Now, that you’ve got your seeds ready – you will need to plant them. It is possible to plant seeds both straight away directly in your garden soil or alternatively in containers that can then be transported outside further down the line. This decision depends hugely on the species you wish to plant as some require more sensitive care than others. To do so, you will need to know the ideal growing conditions for your plant; the germination time, and also the earliest time from which you can transport your plant outside.
You will need a container that is two to three inches deep and features holes at the bottom, for drainage purposes. The width of the container can vary – it all depends on how many seeds you wish to plant. However, remember to ensure you leave enough room for the seeds to germinate. You can buy trays from your local garden centre or online, or you can even use an egg carton. Now that you have your container ready, you will need to line your seeds with your growing medium. Do not fill your container right to the top with this combination, instead leave approximately half an inch at the top. Lightly wet with water to provide a good environment for the seeds to grow in. However, do note that soil-less mixture contains zero nutritional value so it may be a good idea to use seed and cutting compost.
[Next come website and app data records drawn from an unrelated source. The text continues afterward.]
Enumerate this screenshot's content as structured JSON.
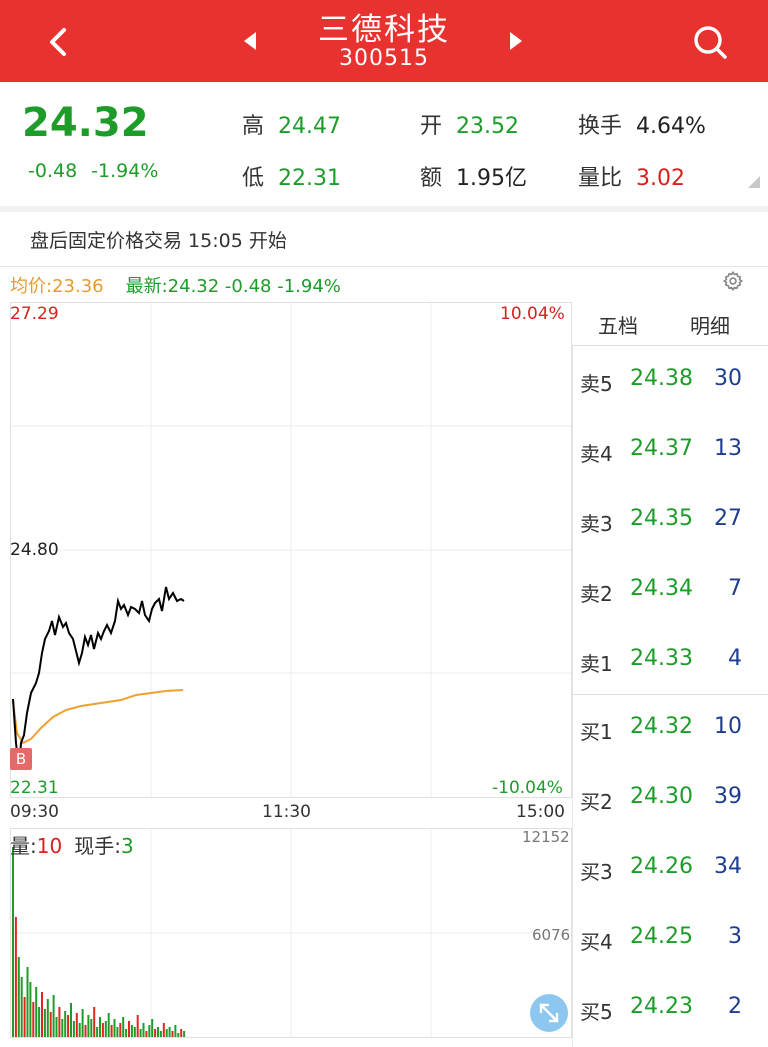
{
  "header": {
    "title": "三德科技",
    "code": "300515",
    "icons": [
      "back-icon",
      "prev-arrow-icon",
      "next-arrow-icon",
      "search-icon"
    ]
  },
  "quote": {
    "price": "24.32",
    "change": "-0.48",
    "change_pct": "-1.94%",
    "high_label": "高",
    "high": "24.47",
    "low_label": "低",
    "low": "22.31",
    "open_label": "开",
    "open": "23.52",
    "amount_label": "额",
    "amount": "1.95亿",
    "turnover_label": "换手",
    "turnover": "4.64%",
    "vol_ratio_label": "量比",
    "vol_ratio": "3.02"
  },
  "notice": "盘后固定价格交易 15:05 开始",
  "legend": {
    "avg": "均价:23.36",
    "latest": "最新:24.32 -0.48 -1.94%"
  },
  "chart": {
    "y_top": "27.29",
    "y_mid": "24.80",
    "y_bottom": "22.31",
    "pct_top": "10.04%",
    "pct_bottom": "-10.04%",
    "t_start": "09:30",
    "t_mid": "11:30",
    "t_end": "15:00",
    "marker": "B",
    "colors": {
      "price_line": "#000000",
      "avg_line": "#f0a030",
      "up": "#e0261f",
      "down": "#1e9c2a"
    }
  },
  "volume": {
    "label": "量:",
    "value": "10",
    "hand_label": "现手:",
    "hand_value": "3",
    "max": "12152",
    "mid": "6076"
  },
  "book": {
    "tab_five": "五档",
    "tab_detail": "明细",
    "sell": [
      {
        "level": "卖5",
        "price": "24.38",
        "qty": "30"
      },
      {
        "level": "卖4",
        "price": "24.37",
        "qty": "13"
      },
      {
        "level": "卖3",
        "price": "24.35",
        "qty": "27"
      },
      {
        "level": "卖2",
        "price": "24.34",
        "qty": "7"
      },
      {
        "level": "卖1",
        "price": "24.33",
        "qty": "4"
      }
    ],
    "buy": [
      {
        "level": "买1",
        "price": "24.32",
        "qty": "10"
      },
      {
        "level": "买2",
        "price": "24.30",
        "qty": "39"
      },
      {
        "level": "买3",
        "price": "24.26",
        "qty": "34"
      },
      {
        "level": "买4",
        "price": "24.25",
        "qty": "3"
      },
      {
        "level": "买5",
        "price": "24.23",
        "qty": "2"
      }
    ]
  }
}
You can purchase propagators which are designed for growing multiple fruit or vegetables from seed. These containers are perfect for the task at hand.
Pre-sprouting seeds is a method used to germinate seeds on a damp paper towel before they are planted. It is a great gardening hack that speeds up germination by providing the seeds with perfect moisture, air, and temperature conditions indoors.
I had pepper seeds that were several years old. I hated to throw the package away without checking to see if they were still good. I checked the viability of the seeds by doing a seed germination test.
How to Pre-Sprout Seeds
Step 5: Place in a warm area. Locate your seed containers in a warm area away from drafts. Also consider choosing an area where the container will not be knocked over or forgotten.
Step 3: Dampen your paper towels. Spray the paper towels with your spray bottle. You are aiming for the paper towels to be damp, not dripping. If you notice the water pooled in your container, dump out the extra.
A seed is triggered to sprout by warmth and moisture. Normally, you sow a seed into a growing medium, such as damp seed starting mix or peat pots. Then you cover the seed with soil, water, place in a warm spot, and wait for the seed to sprout and break through the soil surface.